• Activity:
Every line containing the word "JSON" is to be copied from the data below.

• Supplied material:
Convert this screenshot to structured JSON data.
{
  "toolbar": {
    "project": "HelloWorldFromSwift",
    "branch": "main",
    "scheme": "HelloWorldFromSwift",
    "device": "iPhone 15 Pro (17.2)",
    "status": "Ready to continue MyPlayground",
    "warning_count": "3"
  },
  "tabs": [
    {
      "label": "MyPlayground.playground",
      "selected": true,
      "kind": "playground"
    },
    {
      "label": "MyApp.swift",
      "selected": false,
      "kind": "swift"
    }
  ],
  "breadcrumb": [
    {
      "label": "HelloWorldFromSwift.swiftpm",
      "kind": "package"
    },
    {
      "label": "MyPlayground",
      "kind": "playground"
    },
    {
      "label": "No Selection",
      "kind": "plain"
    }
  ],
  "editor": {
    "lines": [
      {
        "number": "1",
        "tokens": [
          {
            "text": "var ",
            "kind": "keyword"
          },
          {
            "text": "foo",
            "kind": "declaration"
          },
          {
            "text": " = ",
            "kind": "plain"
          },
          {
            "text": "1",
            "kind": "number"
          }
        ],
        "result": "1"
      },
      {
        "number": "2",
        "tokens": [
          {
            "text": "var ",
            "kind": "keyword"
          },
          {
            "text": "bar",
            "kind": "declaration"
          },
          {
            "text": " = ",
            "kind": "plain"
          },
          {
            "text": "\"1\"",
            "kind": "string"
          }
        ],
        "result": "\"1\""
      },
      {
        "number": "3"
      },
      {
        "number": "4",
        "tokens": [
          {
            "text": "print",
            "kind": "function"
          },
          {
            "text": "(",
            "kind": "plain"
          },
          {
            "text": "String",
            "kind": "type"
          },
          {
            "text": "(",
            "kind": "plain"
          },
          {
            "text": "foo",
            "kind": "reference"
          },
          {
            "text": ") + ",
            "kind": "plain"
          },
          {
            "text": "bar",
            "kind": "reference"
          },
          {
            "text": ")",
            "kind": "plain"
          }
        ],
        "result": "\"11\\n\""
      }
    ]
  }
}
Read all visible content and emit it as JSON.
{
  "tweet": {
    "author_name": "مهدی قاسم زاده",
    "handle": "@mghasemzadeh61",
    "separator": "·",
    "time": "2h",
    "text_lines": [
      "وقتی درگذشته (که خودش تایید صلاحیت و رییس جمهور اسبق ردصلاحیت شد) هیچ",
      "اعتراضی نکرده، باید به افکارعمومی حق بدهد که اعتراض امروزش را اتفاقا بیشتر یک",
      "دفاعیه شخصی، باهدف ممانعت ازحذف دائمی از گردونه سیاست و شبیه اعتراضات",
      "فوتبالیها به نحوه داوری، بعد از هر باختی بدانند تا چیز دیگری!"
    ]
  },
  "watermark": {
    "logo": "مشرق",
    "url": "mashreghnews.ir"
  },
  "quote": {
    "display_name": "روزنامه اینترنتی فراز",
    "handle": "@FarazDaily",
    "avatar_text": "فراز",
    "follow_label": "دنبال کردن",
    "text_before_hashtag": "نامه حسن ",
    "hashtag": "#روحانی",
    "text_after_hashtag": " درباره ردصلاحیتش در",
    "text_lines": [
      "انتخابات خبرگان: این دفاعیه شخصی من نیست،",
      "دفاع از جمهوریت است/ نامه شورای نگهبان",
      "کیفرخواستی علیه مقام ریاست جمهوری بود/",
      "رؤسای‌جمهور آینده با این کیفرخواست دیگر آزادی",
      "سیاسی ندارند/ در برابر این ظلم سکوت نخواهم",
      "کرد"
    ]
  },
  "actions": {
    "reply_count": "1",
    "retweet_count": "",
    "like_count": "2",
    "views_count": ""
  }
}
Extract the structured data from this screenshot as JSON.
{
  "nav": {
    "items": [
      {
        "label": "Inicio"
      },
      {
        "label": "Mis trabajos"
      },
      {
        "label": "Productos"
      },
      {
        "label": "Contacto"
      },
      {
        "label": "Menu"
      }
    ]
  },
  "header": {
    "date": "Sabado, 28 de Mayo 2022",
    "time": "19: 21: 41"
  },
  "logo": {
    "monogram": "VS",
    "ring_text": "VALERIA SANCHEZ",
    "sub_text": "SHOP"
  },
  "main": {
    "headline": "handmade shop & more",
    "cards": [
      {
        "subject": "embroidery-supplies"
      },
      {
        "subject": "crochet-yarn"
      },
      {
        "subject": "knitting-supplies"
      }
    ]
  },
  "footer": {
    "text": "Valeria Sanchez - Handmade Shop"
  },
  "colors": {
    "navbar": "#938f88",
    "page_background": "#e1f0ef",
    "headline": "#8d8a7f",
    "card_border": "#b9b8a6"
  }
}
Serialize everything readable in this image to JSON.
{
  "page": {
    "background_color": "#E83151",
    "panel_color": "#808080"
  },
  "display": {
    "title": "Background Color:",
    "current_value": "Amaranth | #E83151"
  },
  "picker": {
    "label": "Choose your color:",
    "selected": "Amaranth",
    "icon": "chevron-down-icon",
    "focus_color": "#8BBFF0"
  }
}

• Exercise output:
Convert this screenshot to structured JSON data.
Read all visible content and emit it as JSON.
Extract the structured data from this screenshot as JSON.
Serialize everything readable in this image to JSON.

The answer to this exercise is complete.